handleUdp def handleUdp(addr, payload, pkt): # format of addr: ((src, sport), (dst, dport)) match = 0 for clientre in crelist: if match = 1 for serverre in srelist: if match = 1 if flags['l']: if match and not flags['v']: logPkt(addr, payload) if not match and flags['v']: logPkt(addr, payload)

Common Mistakes • • • • •

Bytesex: ntohl(), ntohs(), htonl(), htons() Hardcoded values (header lengths) Don’t reschedule an event Pointer problems Not setting stream.*.collect = 1

Performance considerations List 1… 2…. 3…. 4…. …


Loop: 1. open file 2. malloc() 3. parse file

Interrupts Hardware checksumming Memory management

Resources • • • • •{jscan,jflow, jtrace,flowgrep,reroute}

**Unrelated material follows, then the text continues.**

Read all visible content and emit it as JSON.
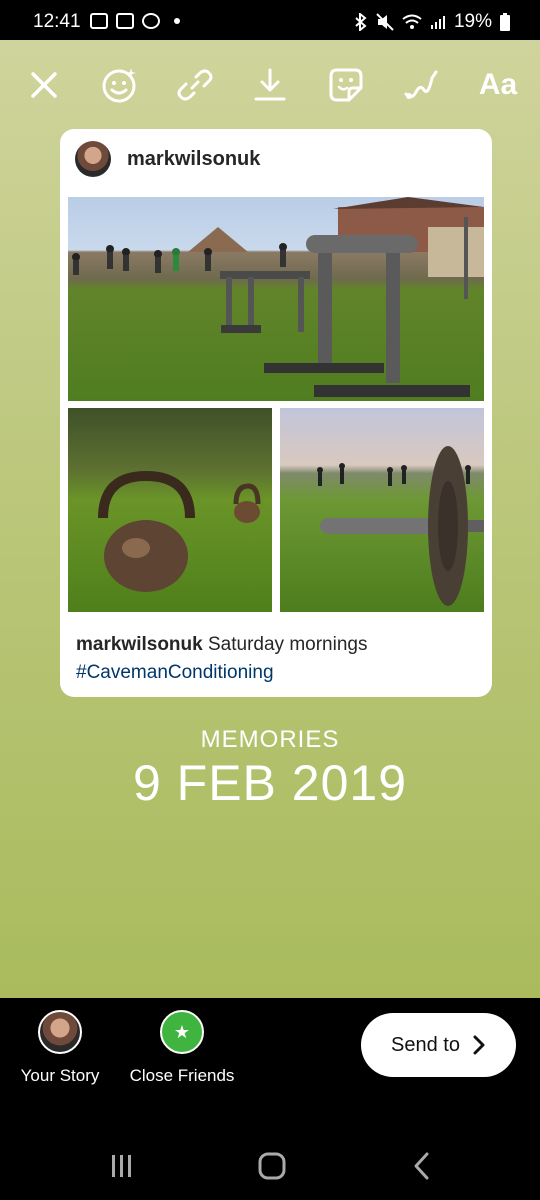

Related • • • • • • •

dscan, dsniff, dpkt scapy libnet pads passivefist ngrep, tcpstream p0f, nemesis, CASL

Additional Resources • Stevens, TCP/IP Illustrated vols 1 and 2 • Schiffman, Building Open Source Network Security Tools • RFCs from the IETF


Recon, 2005 jose nazario &lt;; Raw IP vs socket based networking send capture pcap dnet hijack sniff cross platform C/C++/...


Recon, 2005 jose nazario &lt;; Raw IP vs socket based networking send capture pcap dnet hijack sniff cross platform C/C++/...